    Now as I posted a few days ago PP pct did have more relevance during the shortened 1995 season. On the other hand of course this season will be played under the NHL rules and with the NHL talent of today not those of 1995, so…maybe on balance the powerplay for this shortened season should be a medium priority. At _most_.

    (b) “To have the kind of talent the Hawks have and to post those types of numbers on the advantage is unacceptable by any standard.” It sure seems that way intuitively but I wonder…which teams in the league right now would seem to have the most and least proven high-skill top-6 talent? Well in the “least” category surely we’d place Nashville, Edmonton, Florida, the Islanders, Colorado, Toronto and Ottawa yes? Those were the 1st (!), 3rd, and 7th thru 11th highest PP percentages of last season. Meanwhile teams that are used to sending top-skill players to the All-Star Game and which nonetheless were in the league’s bottom half on the PP last season included the Hawks, the Caps and the Wings…maybe it’s time to update our notions of what a team which “should be better on the powerplay” at the NHL level looks like.
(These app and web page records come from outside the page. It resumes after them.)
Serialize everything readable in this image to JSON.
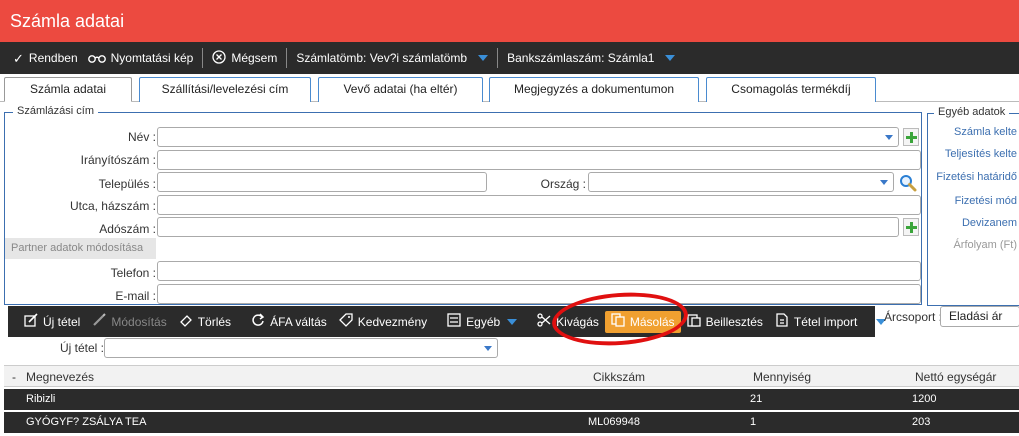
{
  "window": {
    "title": "Számla adatai"
  },
  "toolbar": {
    "ok_label": "Rendben",
    "print_label": "Nyomtatási kép",
    "cancel_label": "Mégsem",
    "block_label": "Számlatömb: Vev?i számlatömb",
    "bank_label": "Bankszámlaszám: Számla1"
  },
  "tabs": [
    {
      "label": "Számla adatai",
      "active": true
    },
    {
      "label": "Szállítási/levelezési cím",
      "active": false
    },
    {
      "label": "Vevő adatai (ha eltér)",
      "active": false
    },
    {
      "label": "Megjegyzés a dokumentumon",
      "active": false
    },
    {
      "label": "Csomagolás termékdíj",
      "active": false
    }
  ],
  "billing": {
    "legend": "Számlázási cím",
    "name_label": "Név :",
    "zip_label": "Irányítószám :",
    "city_label": "Település :",
    "country_label": "Ország :",
    "street_label": "Utca, házszám :",
    "tax_label": "Adószám :",
    "partner_btn": "Partner adatok módosítása",
    "phone_label": "Telefon :",
    "email_label": "E-mail :"
  },
  "other": {
    "legend": "Egyéb adatok",
    "items": [
      "Számla kelte",
      "Teljesítés kelte",
      "Fizetési határidő",
      "Fizetési mód",
      "Devizanem",
      "Árfolyam (Ft)"
    ]
  },
  "items_toolbar": {
    "new_label": "Új tétel",
    "edit_label": "Módosítás",
    "delete_label": "Törlés",
    "vat_label": "ÁFA váltás",
    "discount_label": "Kedvezmény",
    "other_label": "Egyéb",
    "cut_label": "Kivágás",
    "copy_label": "Másolás",
    "paste_label": "Beillesztés",
    "import_label": "Tétel import"
  },
  "price_group": {
    "label": "Árcsoport :",
    "value": "Eladási ár"
  },
  "new_item": {
    "label": "Új tétel :"
  },
  "table": {
    "collapse": "-",
    "headers": [
      "Megnevezés",
      "Cikkszám",
      "Mennyiség",
      "Nettó egységár"
    ],
    "rows": [
      {
        "name": "Ribizli",
        "sku": "",
        "qty": "21",
        "price": "1200"
      },
      {
        "name": "GYÓGYF? ZSÁLYA TEA",
        "sku": "ML069948",
        "qty": "1",
        "price": "203"
      }
    ]
  },
  "colors": {
    "title_bar": "#ec4a40",
    "toolbar": "#2b2b2b",
    "accent": "#3a78c8",
    "active_button": "#f0a030",
    "highlight": "#e01010"
  }
}
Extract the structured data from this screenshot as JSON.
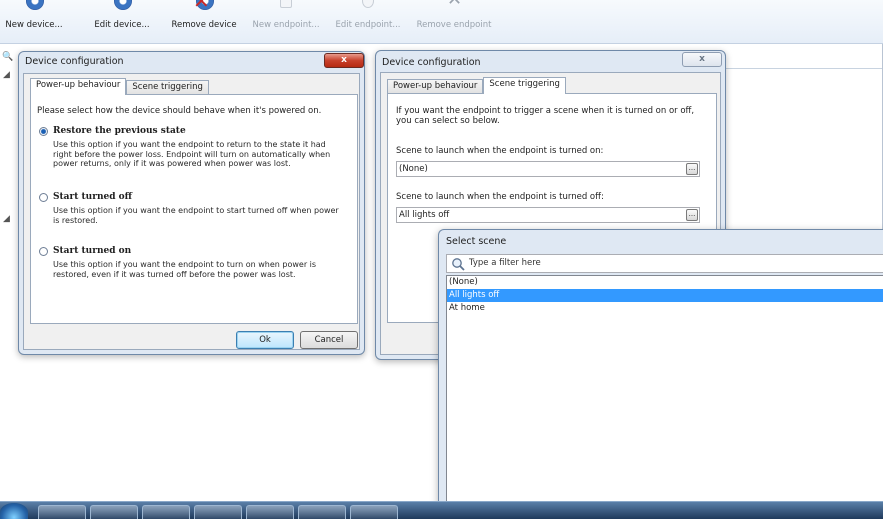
{
  "toolbar": {
    "new_device": "New device...",
    "edit_device": "Edit device...",
    "remove_device": "Remove device",
    "new_endpoint": "New endpoint...",
    "edit_endpoint": "Edit endpoint...",
    "remove_endpoint": "Remove endpoint"
  },
  "dialog1": {
    "title": "Device configuration",
    "close": "x",
    "tabs": [
      "Power-up behaviour",
      "Scene triggering"
    ],
    "prompt": "Please select how the device should behave when it's powered on.",
    "options": [
      {
        "label": "Restore the previous state",
        "desc": "Use this option if you want the endpoint to return to the state it had right before the power loss. Endpoint will turn on automatically when power returns, only if it was powered when power was lost.",
        "selected": true
      },
      {
        "label": "Start turned off",
        "desc": "Use this option if you want the endpoint to start turned off when power is restored.",
        "selected": false
      },
      {
        "label": "Start turned on",
        "desc": "Use this option if you want the endpoint to turn on when power is restored, even if it was turned off before the power was lost.",
        "selected": false
      }
    ],
    "ok": "Ok",
    "cancel": "Cancel"
  },
  "dialog2": {
    "title": "Device configuration",
    "close": "x",
    "tabs": [
      "Power-up behaviour",
      "Scene triggering"
    ],
    "intro": "If you want the endpoint to trigger a scene when it is turned on or off, you can select so below.",
    "on_label": "Scene to launch when the endpoint is turned on:",
    "on_value": "(None)",
    "off_label": "Scene to launch when the endpoint is turned off:",
    "off_value": "All lights off",
    "browse": "..."
  },
  "select_scene": {
    "title": "Select scene",
    "filter_placeholder": "Type a filter here",
    "items": [
      "(None)",
      "All lights off",
      "At home"
    ],
    "selected_index": 1
  },
  "colors": {
    "selection": "#3399ff",
    "window_frame": "#dfe8f3"
  }
}
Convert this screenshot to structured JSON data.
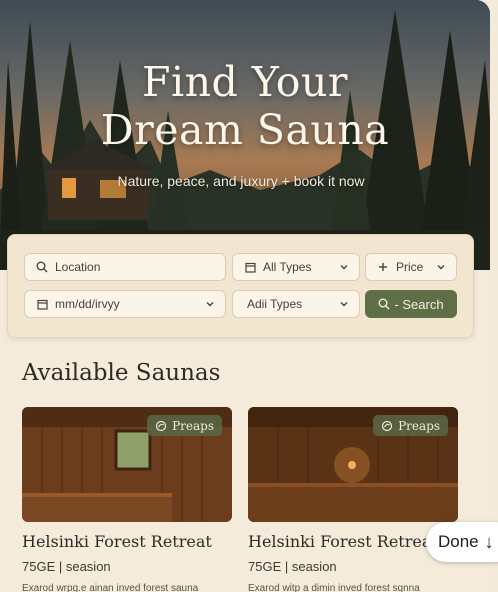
{
  "hero": {
    "title_line1": "Find Your",
    "title_line2": "Dream Sauna",
    "subtitle": "Nature, peace, and juxury + book it now"
  },
  "search": {
    "location_placeholder": "Location",
    "types_label": "All Types",
    "price_label": "Price",
    "date_placeholder": "mm/dd/irvyy",
    "types2_label": "Adii Types",
    "search_label": "- Search"
  },
  "listings": {
    "title": "Available Saunas",
    "cards": [
      {
        "badge": "Preaps",
        "title": "Helsinki Forest Retreat",
        "meta": "75GE | seasion",
        "desc": "Exarod wrpg.e ainan inved forest sauna"
      },
      {
        "badge": "Preaps",
        "title": "Helsinki Forest Retreat",
        "meta": "75GE | seasion",
        "desc": "Exarod witp a dimin inved forest sqnna"
      }
    ]
  },
  "done": {
    "label": "Done",
    "arrow": "↓"
  },
  "colors": {
    "accent": "#5e6f45",
    "background": "#f5ebdb",
    "panel": "#f3e6d0"
  }
}
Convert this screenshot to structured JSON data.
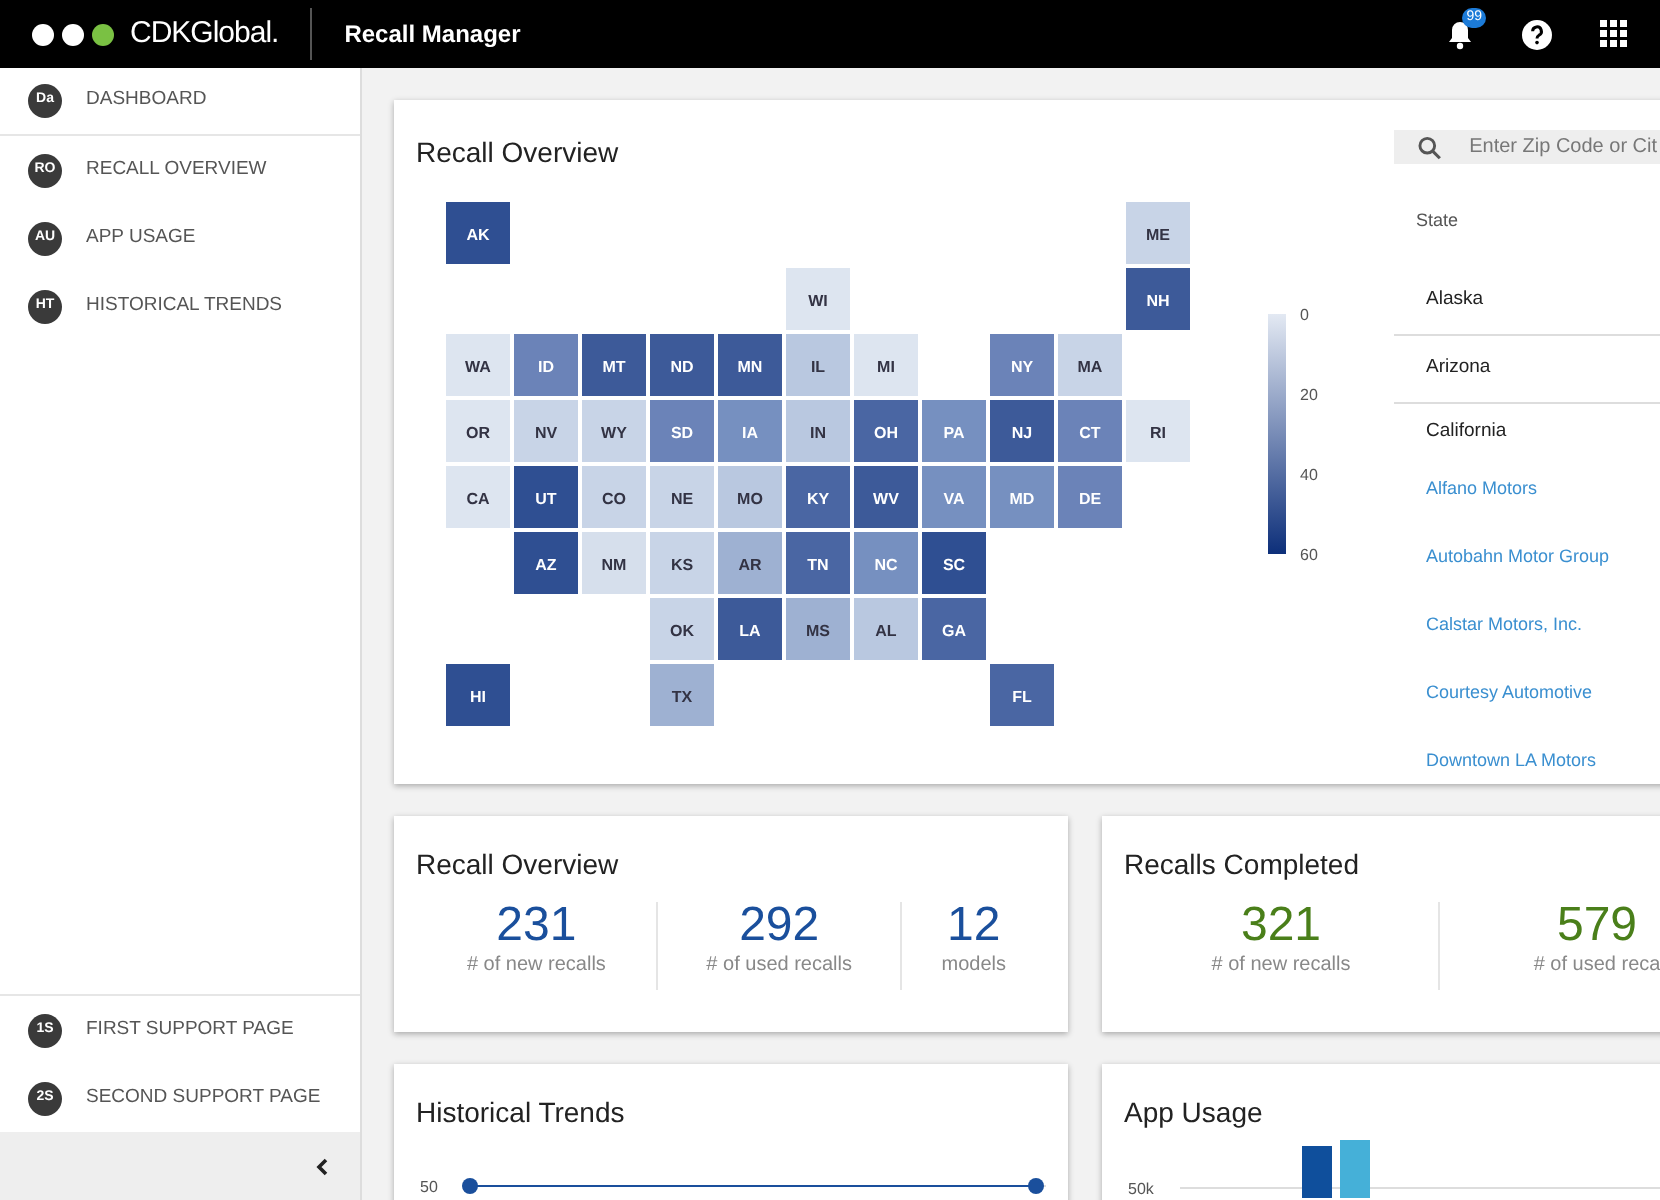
{
  "header": {
    "brand": "CDKGlobal.",
    "app_title": "Recall Manager",
    "notifications": "99"
  },
  "sidebar": {
    "items": [
      {
        "abbr": "Da",
        "label": "DASHBOARD",
        "selected": true
      },
      {
        "abbr": "RO",
        "label": "RECALL OVERVIEW",
        "selected": false
      },
      {
        "abbr": "AU",
        "label": "APP USAGE",
        "selected": false
      },
      {
        "abbr": "HT",
        "label": "HISTORICAL TRENDS",
        "selected": false
      }
    ],
    "support_items": [
      {
        "abbr": "1S",
        "label": "FIRST SUPPORT PAGE"
      },
      {
        "abbr": "2S",
        "label": "SECOND SUPPORT PAGE"
      }
    ]
  },
  "map_card": {
    "title": "Recall Overview",
    "states": [
      {
        "code": "AK",
        "color": "#2f4f92"
      },
      {
        "code": "ME",
        "color": "#c8d4e7"
      },
      {
        "code": "WI",
        "color": "#dde5f0"
      },
      {
        "code": "NH",
        "color": "#3d5a99"
      },
      {
        "code": "WA",
        "color": "#dde5f0"
      },
      {
        "code": "ID",
        "color": "#6b83b8"
      },
      {
        "code": "MT",
        "color": "#3d5a99"
      },
      {
        "code": "ND",
        "color": "#3d5a99"
      },
      {
        "code": "MN",
        "color": "#3d5a99"
      },
      {
        "code": "IL",
        "color": "#b9c8e0"
      },
      {
        "code": "MI",
        "color": "#dde5f0"
      },
      {
        "code": "NY",
        "color": "#6b83b8"
      },
      {
        "code": "MA",
        "color": "#c8d4e7"
      },
      {
        "code": "OR",
        "color": "#dde5f0"
      },
      {
        "code": "NV",
        "color": "#c8d4e7"
      },
      {
        "code": "WY",
        "color": "#c8d4e7"
      },
      {
        "code": "SD",
        "color": "#6b83b8"
      },
      {
        "code": "IA",
        "color": "#7690c0"
      },
      {
        "code": "IN",
        "color": "#b9c8e0"
      },
      {
        "code": "OH",
        "color": "#4a66a3"
      },
      {
        "code": "PA",
        "color": "#7690c0"
      },
      {
        "code": "NJ",
        "color": "#3d5a99"
      },
      {
        "code": "CT",
        "color": "#6b83b8"
      },
      {
        "code": "RI",
        "color": "#dde5f0"
      },
      {
        "code": "CA",
        "color": "#dde5f0"
      },
      {
        "code": "UT",
        "color": "#2f4f92"
      },
      {
        "code": "CO",
        "color": "#c8d4e7"
      },
      {
        "code": "NE",
        "color": "#c8d4e7"
      },
      {
        "code": "MO",
        "color": "#b9c8e0"
      },
      {
        "code": "KY",
        "color": "#4a66a3"
      },
      {
        "code": "WV",
        "color": "#3d5a99"
      },
      {
        "code": "VA",
        "color": "#7690c0"
      },
      {
        "code": "MD",
        "color": "#7690c0"
      },
      {
        "code": "DE",
        "color": "#6b83b8"
      },
      {
        "code": "AZ",
        "color": "#2f4f92"
      },
      {
        "code": "NM",
        "color": "#d6dfec"
      },
      {
        "code": "KS",
        "color": "#c8d4e7"
      },
      {
        "code": "AR",
        "color": "#9eb1d2"
      },
      {
        "code": "TN",
        "color": "#4a66a3"
      },
      {
        "code": "NC",
        "color": "#7690c0"
      },
      {
        "code": "SC",
        "color": "#2f4f92"
      },
      {
        "code": "OK",
        "color": "#c8d4e7"
      },
      {
        "code": "LA",
        "color": "#3d5a99"
      },
      {
        "code": "MS",
        "color": "#9eb1d2"
      },
      {
        "code": "AL",
        "color": "#b9c8e0"
      },
      {
        "code": "GA",
        "color": "#4a66a3"
      },
      {
        "code": "HI",
        "color": "#2f4f92"
      },
      {
        "code": "TX",
        "color": "#9eb1d2"
      },
      {
        "code": "FL",
        "color": "#4a66a3"
      }
    ],
    "legend": {
      "ticks": [
        "0",
        "20",
        "40",
        "60"
      ]
    },
    "search": {
      "placeholder": "Enter Zip Code or Cit"
    },
    "list_header": "State",
    "list": [
      {
        "name": "Alaska",
        "expanded": false
      },
      {
        "name": "Arizona",
        "expanded": false
      },
      {
        "name": "California",
        "expanded": true,
        "children": [
          "Alfano Motors",
          "Autobahn Motor Group",
          "Calstar Motors, Inc.",
          "Courtesy Automotive",
          "Downtown LA Motors"
        ]
      }
    ]
  },
  "stat_cards": [
    {
      "title": "Recall Overview",
      "color": "#1a4f9c",
      "stats": [
        {
          "value": "231",
          "label": "# of new recalls"
        },
        {
          "value": "292",
          "label": "# of used recalls"
        },
        {
          "value": "12",
          "label": "models"
        }
      ]
    },
    {
      "title": "Recalls Completed",
      "color": "#4a7f1a",
      "stats": [
        {
          "value": "321",
          "label": "# of new recalls"
        },
        {
          "value": "579",
          "label": "# of used reca"
        }
      ]
    }
  ],
  "chart_cards": [
    {
      "title": "Historical Trends",
      "kind": "line",
      "tick": "50"
    },
    {
      "title": "App Usage",
      "kind": "bar",
      "tick": "50k"
    }
  ]
}
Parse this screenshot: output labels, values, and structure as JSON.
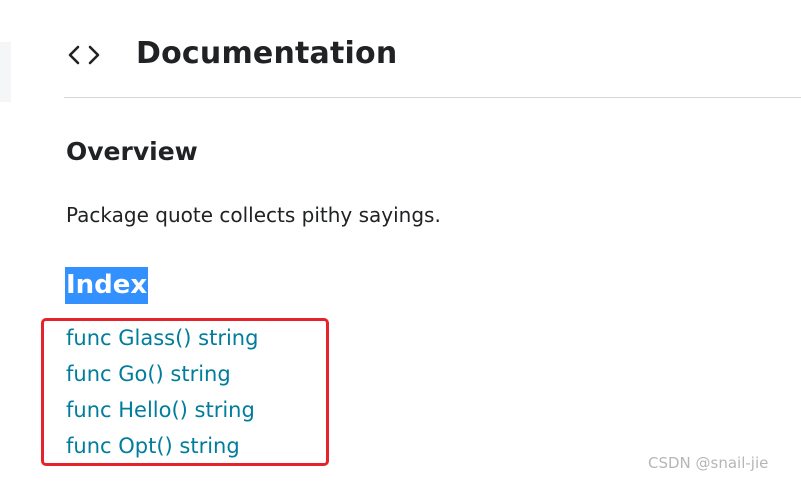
{
  "header": {
    "icon": "code-icon",
    "title": "Documentation"
  },
  "overview": {
    "title": "Overview",
    "text": "Package quote collects pithy sayings."
  },
  "index": {
    "title": "Index",
    "items": [
      {
        "label": "func Glass() string"
      },
      {
        "label": "func Go() string"
      },
      {
        "label": "func Hello() string"
      },
      {
        "label": "func Opt() string"
      }
    ]
  },
  "watermark": "CSDN @snail-jie",
  "colors": {
    "link": "#007d9c",
    "selection_highlight": "#3390ff",
    "annotation_box": "#e4232a",
    "text": "#202224"
  }
}
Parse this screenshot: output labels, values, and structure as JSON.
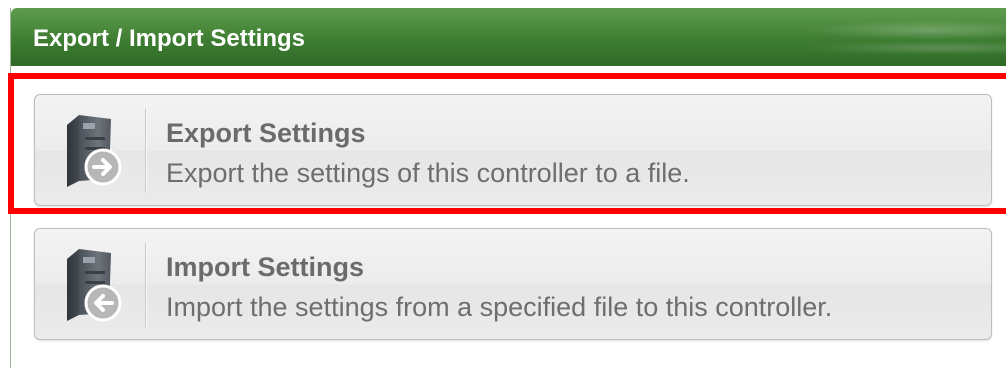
{
  "panel": {
    "title": "Export / Import Settings"
  },
  "actions": [
    {
      "title": "Export Settings",
      "description": "Export the settings of this controller to a file.",
      "icon": "controller-export-icon",
      "highlighted": true
    },
    {
      "title": "Import Settings",
      "description": "Import the settings from a specified file to this controller.",
      "icon": "controller-import-icon",
      "highlighted": false
    }
  ],
  "colors": {
    "header": "#3e7d32",
    "highlight": "#ff0000",
    "button_text": "#6b6b6b"
  }
}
    • Points well taken, but having the net goal differential of the special teams in the red is unacceptable regardless, and the Hawks simply have more opportunities to improve upon that differential via the power play, making it the more important of the two units in this shortened season.